Sasha: After our last hike, I was mostly excited by the stats MapMyHike generated, but didn’t feel we had taken advantage of all it had to offer. After abandoning our original hiking intentions, we attempted to make our own loop on this hike. At one point when we were a little nervous we would be stuck at the top of the mountain forever, I realized that several of the larger trails were mapped on the app. I was a little nervous to trust them, but soon enough we heard the sweet sounds of the drum circle still going strong and ended up referring to the app several times on our way down the hill. We even found those elusive stairs we had missed in the beginning! I’m definitely excited to use the app more, especially in less familiar territories like Griffith Park.
- There were a lot of other hikers along the trail, and since there are so many paths, it’s easy to get confused and having others there to help is comforting
- Options for sun and for shade
- Great city views
- Wide, well kept trails
- Lots of options to extend/amend your path
- Wasn’t clearly marked, which is why we sort of made our own hike up
- Horses also travel these trails, so watch your step
- You spend quite a bit on a flat trail, so don’t expect to break too much of a sweat
- Pay attention on the way up, as it’s not clearly marked
- Go during the day, as at night it would be really dark and hard to navigate
Holy Shit View Factor: 6/10 Great views of LA when you get to the overlooks, otherwise you’re just looking at the trail
How Good Your Ass Will Look Afterwards: 6/10 If you take the super steep path we took, you get a good 20 minutes of straight climbing
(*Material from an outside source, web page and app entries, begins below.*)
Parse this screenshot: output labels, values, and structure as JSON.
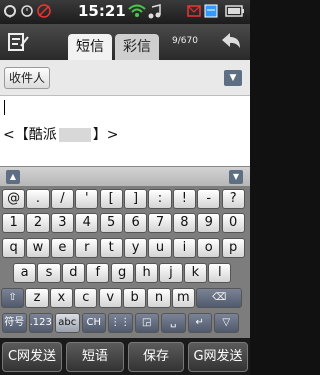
{
  "status_bar": {
    "time": "15:21",
    "icons": [
      "gps-icon",
      "alarm-icon",
      "signal-g-icon",
      "vibrate-off-icon",
      "wifi-icon",
      "music-icon",
      "battery-icon",
      "message-icon",
      "calendar-icon"
    ]
  },
  "header": {
    "tab_sms": "短信",
    "tab_mms": "彩信",
    "counter": "9/670"
  },
  "recipient": {
    "label": "收件人"
  },
  "message": {
    "signature_open": "<【酷派",
    "signature_close": "】>"
  },
  "keyboard": {
    "row1": [
      "@",
      ".",
      "/",
      "'",
      "[",
      "]",
      ":",
      "!",
      "-",
      "?"
    ],
    "row2": [
      "1",
      "2",
      "3",
      "4",
      "5",
      "6",
      "7",
      "8",
      "9",
      "0"
    ],
    "row3": [
      "q",
      "w",
      "e",
      "r",
      "t",
      "y",
      "u",
      "i",
      "o",
      "p"
    ],
    "row4": [
      "a",
      "s",
      "d",
      "f",
      "g",
      "h",
      "j",
      "k",
      "l"
    ],
    "row5": [
      "⇧",
      "z",
      "x",
      "c",
      "v",
      "b",
      "n",
      "m",
      "⌫"
    ],
    "row6": [
      "符号",
      ".123",
      "abc",
      "CH",
      "⋮⋮",
      "◲",
      "␣",
      "↵",
      "▽"
    ]
  },
  "bottom_bar": {
    "c_send": "C网发送",
    "phrases": "短语",
    "save": "保存",
    "g_send": "G网发送"
  },
  "colors": {
    "accent": "#5e6f84",
    "tab_active": "#f2f2f2"
  }
}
Post hike grub spot: We drove back to West Hollywood for lunch at Luna Park Café, because it is one of our favorite spots and they have incredible drink specials and the staff is very friendly.
Tracking the hike: We used MapMyHike again, and as mentioned before were able to navigate our way down the right side of the mountain with the zoom in and GPS options.